The result should be the listing below restated word for word, with images left out.
+++ THE DATA +++
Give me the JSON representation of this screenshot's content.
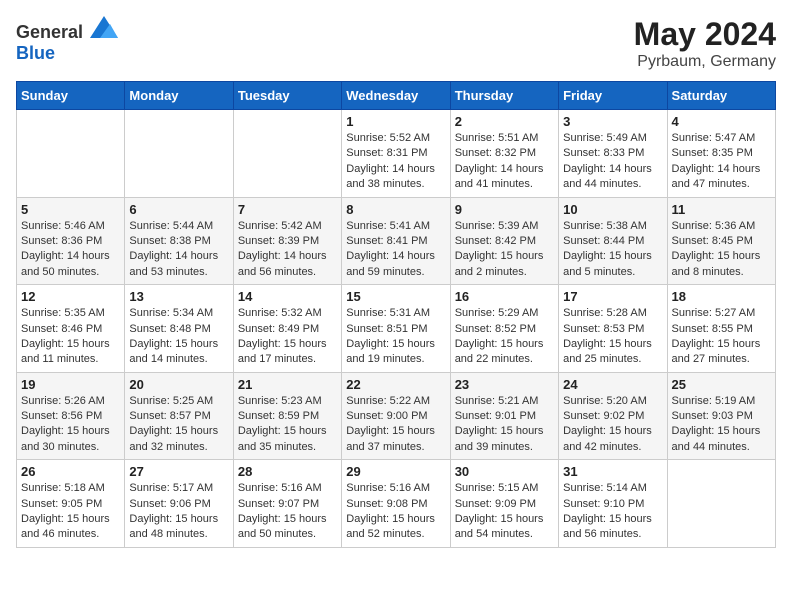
{
  "header": {
    "logo_general": "General",
    "logo_blue": "Blue",
    "month": "May 2024",
    "location": "Pyrbaum, Germany"
  },
  "calendar": {
    "days_of_week": [
      "Sunday",
      "Monday",
      "Tuesday",
      "Wednesday",
      "Thursday",
      "Friday",
      "Saturday"
    ],
    "weeks": [
      [
        {
          "day": "",
          "sunrise": "",
          "sunset": "",
          "daylight": ""
        },
        {
          "day": "",
          "sunrise": "",
          "sunset": "",
          "daylight": ""
        },
        {
          "day": "",
          "sunrise": "",
          "sunset": "",
          "daylight": ""
        },
        {
          "day": "1",
          "sunrise": "Sunrise: 5:52 AM",
          "sunset": "Sunset: 8:31 PM",
          "daylight": "Daylight: 14 hours and 38 minutes."
        },
        {
          "day": "2",
          "sunrise": "Sunrise: 5:51 AM",
          "sunset": "Sunset: 8:32 PM",
          "daylight": "Daylight: 14 hours and 41 minutes."
        },
        {
          "day": "3",
          "sunrise": "Sunrise: 5:49 AM",
          "sunset": "Sunset: 8:33 PM",
          "daylight": "Daylight: 14 hours and 44 minutes."
        },
        {
          "day": "4",
          "sunrise": "Sunrise: 5:47 AM",
          "sunset": "Sunset: 8:35 PM",
          "daylight": "Daylight: 14 hours and 47 minutes."
        }
      ],
      [
        {
          "day": "5",
          "sunrise": "Sunrise: 5:46 AM",
          "sunset": "Sunset: 8:36 PM",
          "daylight": "Daylight: 14 hours and 50 minutes."
        },
        {
          "day": "6",
          "sunrise": "Sunrise: 5:44 AM",
          "sunset": "Sunset: 8:38 PM",
          "daylight": "Daylight: 14 hours and 53 minutes."
        },
        {
          "day": "7",
          "sunrise": "Sunrise: 5:42 AM",
          "sunset": "Sunset: 8:39 PM",
          "daylight": "Daylight: 14 hours and 56 minutes."
        },
        {
          "day": "8",
          "sunrise": "Sunrise: 5:41 AM",
          "sunset": "Sunset: 8:41 PM",
          "daylight": "Daylight: 14 hours and 59 minutes."
        },
        {
          "day": "9",
          "sunrise": "Sunrise: 5:39 AM",
          "sunset": "Sunset: 8:42 PM",
          "daylight": "Daylight: 15 hours and 2 minutes."
        },
        {
          "day": "10",
          "sunrise": "Sunrise: 5:38 AM",
          "sunset": "Sunset: 8:44 PM",
          "daylight": "Daylight: 15 hours and 5 minutes."
        },
        {
          "day": "11",
          "sunrise": "Sunrise: 5:36 AM",
          "sunset": "Sunset: 8:45 PM",
          "daylight": "Daylight: 15 hours and 8 minutes."
        }
      ],
      [
        {
          "day": "12",
          "sunrise": "Sunrise: 5:35 AM",
          "sunset": "Sunset: 8:46 PM",
          "daylight": "Daylight: 15 hours and 11 minutes."
        },
        {
          "day": "13",
          "sunrise": "Sunrise: 5:34 AM",
          "sunset": "Sunset: 8:48 PM",
          "daylight": "Daylight: 15 hours and 14 minutes."
        },
        {
          "day": "14",
          "sunrise": "Sunrise: 5:32 AM",
          "sunset": "Sunset: 8:49 PM",
          "daylight": "Daylight: 15 hours and 17 minutes."
        },
        {
          "day": "15",
          "sunrise": "Sunrise: 5:31 AM",
          "sunset": "Sunset: 8:51 PM",
          "daylight": "Daylight: 15 hours and 19 minutes."
        },
        {
          "day": "16",
          "sunrise": "Sunrise: 5:29 AM",
          "sunset": "Sunset: 8:52 PM",
          "daylight": "Daylight: 15 hours and 22 minutes."
        },
        {
          "day": "17",
          "sunrise": "Sunrise: 5:28 AM",
          "sunset": "Sunset: 8:53 PM",
          "daylight": "Daylight: 15 hours and 25 minutes."
        },
        {
          "day": "18",
          "sunrise": "Sunrise: 5:27 AM",
          "sunset": "Sunset: 8:55 PM",
          "daylight": "Daylight: 15 hours and 27 minutes."
        }
      ],
      [
        {
          "day": "19",
          "sunrise": "Sunrise: 5:26 AM",
          "sunset": "Sunset: 8:56 PM",
          "daylight": "Daylight: 15 hours and 30 minutes."
        },
        {
          "day": "20",
          "sunrise": "Sunrise: 5:25 AM",
          "sunset": "Sunset: 8:57 PM",
          "daylight": "Daylight: 15 hours and 32 minutes."
        },
        {
          "day": "21",
          "sunrise": "Sunrise: 5:23 AM",
          "sunset": "Sunset: 8:59 PM",
          "daylight": "Daylight: 15 hours and 35 minutes."
        },
        {
          "day": "22",
          "sunrise": "Sunrise: 5:22 AM",
          "sunset": "Sunset: 9:00 PM",
          "daylight": "Daylight: 15 hours and 37 minutes."
        },
        {
          "day": "23",
          "sunrise": "Sunrise: 5:21 AM",
          "sunset": "Sunset: 9:01 PM",
          "daylight": "Daylight: 15 hours and 39 minutes."
        },
        {
          "day": "24",
          "sunrise": "Sunrise: 5:20 AM",
          "sunset": "Sunset: 9:02 PM",
          "daylight": "Daylight: 15 hours and 42 minutes."
        },
        {
          "day": "25",
          "sunrise": "Sunrise: 5:19 AM",
          "sunset": "Sunset: 9:03 PM",
          "daylight": "Daylight: 15 hours and 44 minutes."
        }
      ],
      [
        {
          "day": "26",
          "sunrise": "Sunrise: 5:18 AM",
          "sunset": "Sunset: 9:05 PM",
          "daylight": "Daylight: 15 hours and 46 minutes."
        },
        {
          "day": "27",
          "sunrise": "Sunrise: 5:17 AM",
          "sunset": "Sunset: 9:06 PM",
          "daylight": "Daylight: 15 hours and 48 minutes."
        },
        {
          "day": "28",
          "sunrise": "Sunrise: 5:16 AM",
          "sunset": "Sunset: 9:07 PM",
          "daylight": "Daylight: 15 hours and 50 minutes."
        },
        {
          "day": "29",
          "sunrise": "Sunrise: 5:16 AM",
          "sunset": "Sunset: 9:08 PM",
          "daylight": "Daylight: 15 hours and 52 minutes."
        },
        {
          "day": "30",
          "sunrise": "Sunrise: 5:15 AM",
          "sunset": "Sunset: 9:09 PM",
          "daylight": "Daylight: 15 hours and 54 minutes."
        },
        {
          "day": "31",
          "sunrise": "Sunrise: 5:14 AM",
          "sunset": "Sunset: 9:10 PM",
          "daylight": "Daylight: 15 hours and 56 minutes."
        },
        {
          "day": "",
          "sunrise": "",
          "sunset": "",
          "daylight": ""
        }
      ]
    ]
  }
}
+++
■ RESPONSE AREA:
Give me the JSON representation of this screenshot's content.
{
  "header": {
    "logo_general": "General",
    "logo_blue": "Blue",
    "month": "May 2024",
    "location": "Pyrbaum, Germany"
  },
  "calendar": {
    "days_of_week": [
      "Sunday",
      "Monday",
      "Tuesday",
      "Wednesday",
      "Thursday",
      "Friday",
      "Saturday"
    ],
    "weeks": [
      [
        {
          "day": "",
          "sunrise": "",
          "sunset": "",
          "daylight": ""
        },
        {
          "day": "",
          "sunrise": "",
          "sunset": "",
          "daylight": ""
        },
        {
          "day": "",
          "sunrise": "",
          "sunset": "",
          "daylight": ""
        },
        {
          "day": "1",
          "sunrise": "Sunrise: 5:52 AM",
          "sunset": "Sunset: 8:31 PM",
          "daylight": "Daylight: 14 hours and 38 minutes."
        },
        {
          "day": "2",
          "sunrise": "Sunrise: 5:51 AM",
          "sunset": "Sunset: 8:32 PM",
          "daylight": "Daylight: 14 hours and 41 minutes."
        },
        {
          "day": "3",
          "sunrise": "Sunrise: 5:49 AM",
          "sunset": "Sunset: 8:33 PM",
          "daylight": "Daylight: 14 hours and 44 minutes."
        },
        {
          "day": "4",
          "sunrise": "Sunrise: 5:47 AM",
          "sunset": "Sunset: 8:35 PM",
          "daylight": "Daylight: 14 hours and 47 minutes."
        }
      ],
      [
        {
          "day": "5",
          "sunrise": "Sunrise: 5:46 AM",
          "sunset": "Sunset: 8:36 PM",
          "daylight": "Daylight: 14 hours and 50 minutes."
        },
        {
          "day": "6",
          "sunrise": "Sunrise: 5:44 AM",
          "sunset": "Sunset: 8:38 PM",
          "daylight": "Daylight: 14 hours and 53 minutes."
        },
        {
          "day": "7",
          "sunrise": "Sunrise: 5:42 AM",
          "sunset": "Sunset: 8:39 PM",
          "daylight": "Daylight: 14 hours and 56 minutes."
        },
        {
          "day": "8",
          "sunrise": "Sunrise: 5:41 AM",
          "sunset": "Sunset: 8:41 PM",
          "daylight": "Daylight: 14 hours and 59 minutes."
        },
        {
          "day": "9",
          "sunrise": "Sunrise: 5:39 AM",
          "sunset": "Sunset: 8:42 PM",
          "daylight": "Daylight: 15 hours and 2 minutes."
        },
        {
          "day": "10",
          "sunrise": "Sunrise: 5:38 AM",
          "sunset": "Sunset: 8:44 PM",
          "daylight": "Daylight: 15 hours and 5 minutes."
        },
        {
          "day": "11",
          "sunrise": "Sunrise: 5:36 AM",
          "sunset": "Sunset: 8:45 PM",
          "daylight": "Daylight: 15 hours and 8 minutes."
        }
      ],
      [
        {
          "day": "12",
          "sunrise": "Sunrise: 5:35 AM",
          "sunset": "Sunset: 8:46 PM",
          "daylight": "Daylight: 15 hours and 11 minutes."
        },
        {
          "day": "13",
          "sunrise": "Sunrise: 5:34 AM",
          "sunset": "Sunset: 8:48 PM",
          "daylight": "Daylight: 15 hours and 14 minutes."
        },
        {
          "day": "14",
          "sunrise": "Sunrise: 5:32 AM",
          "sunset": "Sunset: 8:49 PM",
          "daylight": "Daylight: 15 hours and 17 minutes."
        },
        {
          "day": "15",
          "sunrise": "Sunrise: 5:31 AM",
          "sunset": "Sunset: 8:51 PM",
          "daylight": "Daylight: 15 hours and 19 minutes."
        },
        {
          "day": "16",
          "sunrise": "Sunrise: 5:29 AM",
          "sunset": "Sunset: 8:52 PM",
          "daylight": "Daylight: 15 hours and 22 minutes."
        },
        {
          "day": "17",
          "sunrise": "Sunrise: 5:28 AM",
          "sunset": "Sunset: 8:53 PM",
          "daylight": "Daylight: 15 hours and 25 minutes."
        },
        {
          "day": "18",
          "sunrise": "Sunrise: 5:27 AM",
          "sunset": "Sunset: 8:55 PM",
          "daylight": "Daylight: 15 hours and 27 minutes."
        }
      ],
      [
        {
          "day": "19",
          "sunrise": "Sunrise: 5:26 AM",
          "sunset": "Sunset: 8:56 PM",
          "daylight": "Daylight: 15 hours and 30 minutes."
        },
        {
          "day": "20",
          "sunrise": "Sunrise: 5:25 AM",
          "sunset": "Sunset: 8:57 PM",
          "daylight": "Daylight: 15 hours and 32 minutes."
        },
        {
          "day": "21",
          "sunrise": "Sunrise: 5:23 AM",
          "sunset": "Sunset: 8:59 PM",
          "daylight": "Daylight: 15 hours and 35 minutes."
        },
        {
          "day": "22",
          "sunrise": "Sunrise: 5:22 AM",
          "sunset": "Sunset: 9:00 PM",
          "daylight": "Daylight: 15 hours and 37 minutes."
        },
        {
          "day": "23",
          "sunrise": "Sunrise: 5:21 AM",
          "sunset": "Sunset: 9:01 PM",
          "daylight": "Daylight: 15 hours and 39 minutes."
        },
        {
          "day": "24",
          "sunrise": "Sunrise: 5:20 AM",
          "sunset": "Sunset: 9:02 PM",
          "daylight": "Daylight: 15 hours and 42 minutes."
        },
        {
          "day": "25",
          "sunrise": "Sunrise: 5:19 AM",
          "sunset": "Sunset: 9:03 PM",
          "daylight": "Daylight: 15 hours and 44 minutes."
        }
      ],
      [
        {
          "day": "26",
          "sunrise": "Sunrise: 5:18 AM",
          "sunset": "Sunset: 9:05 PM",
          "daylight": "Daylight: 15 hours and 46 minutes."
        },
        {
          "day": "27",
          "sunrise": "Sunrise: 5:17 AM",
          "sunset": "Sunset: 9:06 PM",
          "daylight": "Daylight: 15 hours and 48 minutes."
        },
        {
          "day": "28",
          "sunrise": "Sunrise: 5:16 AM",
          "sunset": "Sunset: 9:07 PM",
          "daylight": "Daylight: 15 hours and 50 minutes."
        },
        {
          "day": "29",
          "sunrise": "Sunrise: 5:16 AM",
          "sunset": "Sunset: 9:08 PM",
          "daylight": "Daylight: 15 hours and 52 minutes."
        },
        {
          "day": "30",
          "sunrise": "Sunrise: 5:15 AM",
          "sunset": "Sunset: 9:09 PM",
          "daylight": "Daylight: 15 hours and 54 minutes."
        },
        {
          "day": "31",
          "sunrise": "Sunrise: 5:14 AM",
          "sunset": "Sunset: 9:10 PM",
          "daylight": "Daylight: 15 hours and 56 minutes."
        },
        {
          "day": "",
          "sunrise": "",
          "sunset": "",
          "daylight": ""
        }
      ]
    ]
  }
}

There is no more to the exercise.